Work to be completed: Search the material for the string "count", then return every line where it is found.
*** Data extracts ***
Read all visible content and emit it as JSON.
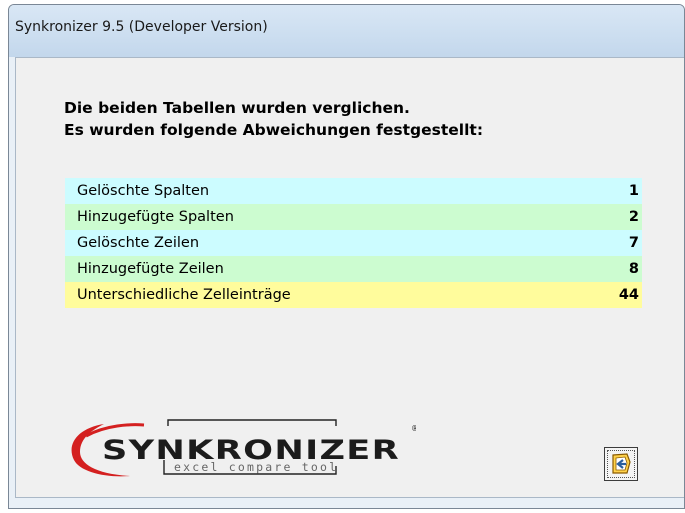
{
  "window": {
    "title": "Synkronizer 9.5 (Developer Version)"
  },
  "message": {
    "line1": "Die beiden Tabellen wurden verglichen.",
    "line2": "Es wurden folgende Abweichungen festgestellt:"
  },
  "results": [
    {
      "label": "Gelöschte Spalten",
      "count": "1",
      "color": "#ccfcff"
    },
    {
      "label": "Hinzugefügte Spalten",
      "count": "2",
      "color": "#ccfcd0"
    },
    {
      "label": "Gelöschte Zeilen",
      "count": "7",
      "color": "#ccfcff"
    },
    {
      "label": "Hinzugefügte Zeilen",
      "count": "8",
      "color": "#ccfcd0"
    },
    {
      "label": "Unterschiedliche Zelleinträge",
      "count": "44",
      "color": "#fffc9c"
    }
  ],
  "logo": {
    "name": "SYNKRONIZER",
    "tagline": "excel compare tool",
    "accent_color": "#d42020"
  },
  "ok_button": {
    "icon": "exit-door-icon"
  }
}
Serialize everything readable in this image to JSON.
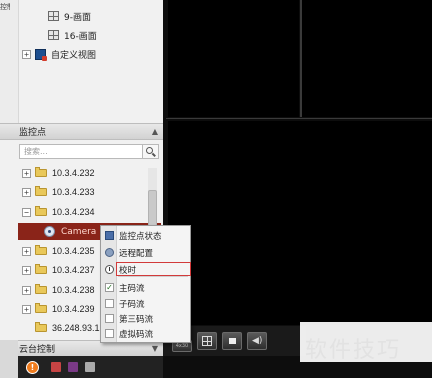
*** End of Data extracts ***
Response to the exercise:
      "count": "1",
      "count": "2",
      "count": "7",
      "count": "8",
      "count": "44",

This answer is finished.